TASK DIRECTIONS ▸ In the records below, find each line that holds "number" and return it.

-- -- --

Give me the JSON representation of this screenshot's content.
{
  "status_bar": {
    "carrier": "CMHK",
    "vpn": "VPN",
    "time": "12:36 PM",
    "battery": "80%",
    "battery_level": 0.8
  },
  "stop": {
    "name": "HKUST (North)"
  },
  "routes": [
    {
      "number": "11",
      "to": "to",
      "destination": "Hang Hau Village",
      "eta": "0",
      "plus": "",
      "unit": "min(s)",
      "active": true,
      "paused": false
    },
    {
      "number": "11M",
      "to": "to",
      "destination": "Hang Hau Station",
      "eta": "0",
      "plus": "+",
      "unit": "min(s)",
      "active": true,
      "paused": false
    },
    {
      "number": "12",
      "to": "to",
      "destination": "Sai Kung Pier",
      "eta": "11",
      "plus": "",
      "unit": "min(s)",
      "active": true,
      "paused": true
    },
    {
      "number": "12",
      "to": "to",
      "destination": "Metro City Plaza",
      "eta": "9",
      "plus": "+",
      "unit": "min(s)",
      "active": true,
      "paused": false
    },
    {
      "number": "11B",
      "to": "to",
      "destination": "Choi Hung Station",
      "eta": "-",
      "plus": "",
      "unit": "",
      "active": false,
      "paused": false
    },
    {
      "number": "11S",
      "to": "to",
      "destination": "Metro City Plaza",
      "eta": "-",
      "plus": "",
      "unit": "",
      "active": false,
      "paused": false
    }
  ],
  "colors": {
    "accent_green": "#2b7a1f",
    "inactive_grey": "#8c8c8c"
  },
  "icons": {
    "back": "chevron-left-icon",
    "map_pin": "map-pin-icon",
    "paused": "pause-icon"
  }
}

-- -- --

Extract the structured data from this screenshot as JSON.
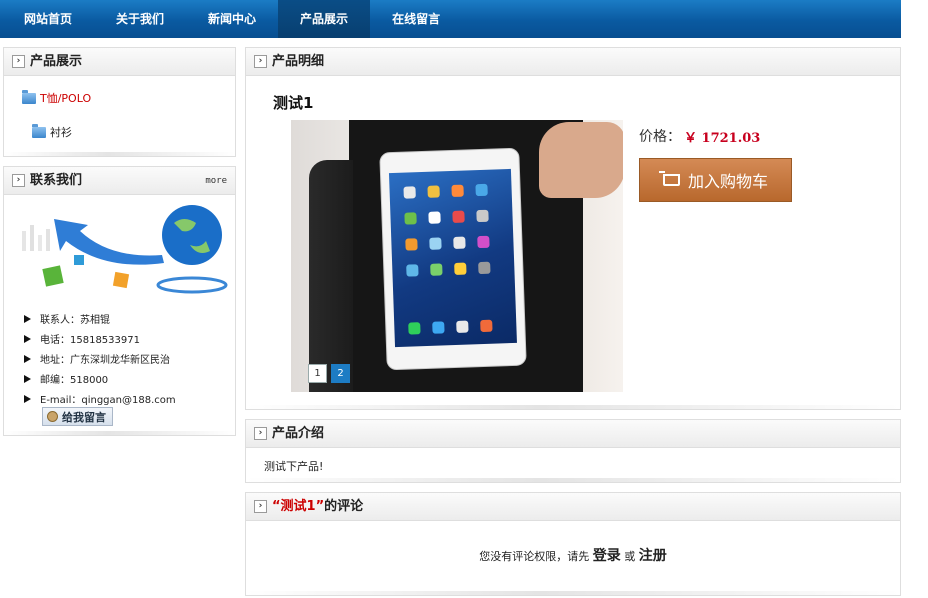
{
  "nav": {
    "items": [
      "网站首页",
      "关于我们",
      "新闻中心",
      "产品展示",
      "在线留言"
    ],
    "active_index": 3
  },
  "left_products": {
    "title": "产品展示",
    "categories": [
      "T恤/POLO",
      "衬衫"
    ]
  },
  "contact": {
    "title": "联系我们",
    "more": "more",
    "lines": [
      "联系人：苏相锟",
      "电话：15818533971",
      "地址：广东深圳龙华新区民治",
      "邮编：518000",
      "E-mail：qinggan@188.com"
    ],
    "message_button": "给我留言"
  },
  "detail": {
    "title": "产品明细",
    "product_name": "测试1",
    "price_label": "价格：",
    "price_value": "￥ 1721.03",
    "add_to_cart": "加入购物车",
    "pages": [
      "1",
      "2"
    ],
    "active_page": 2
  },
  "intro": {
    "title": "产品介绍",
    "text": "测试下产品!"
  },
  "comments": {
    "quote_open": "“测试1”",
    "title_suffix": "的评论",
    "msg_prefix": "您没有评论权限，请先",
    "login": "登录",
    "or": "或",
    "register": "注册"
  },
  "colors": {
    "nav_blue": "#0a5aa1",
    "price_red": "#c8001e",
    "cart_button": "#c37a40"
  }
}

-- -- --

TASK RESPONSE ▸
      "number": "11",
      "number": "11M",
      "number": "12",
      "number": "12",
      "number": "11B",
      "number": "11S",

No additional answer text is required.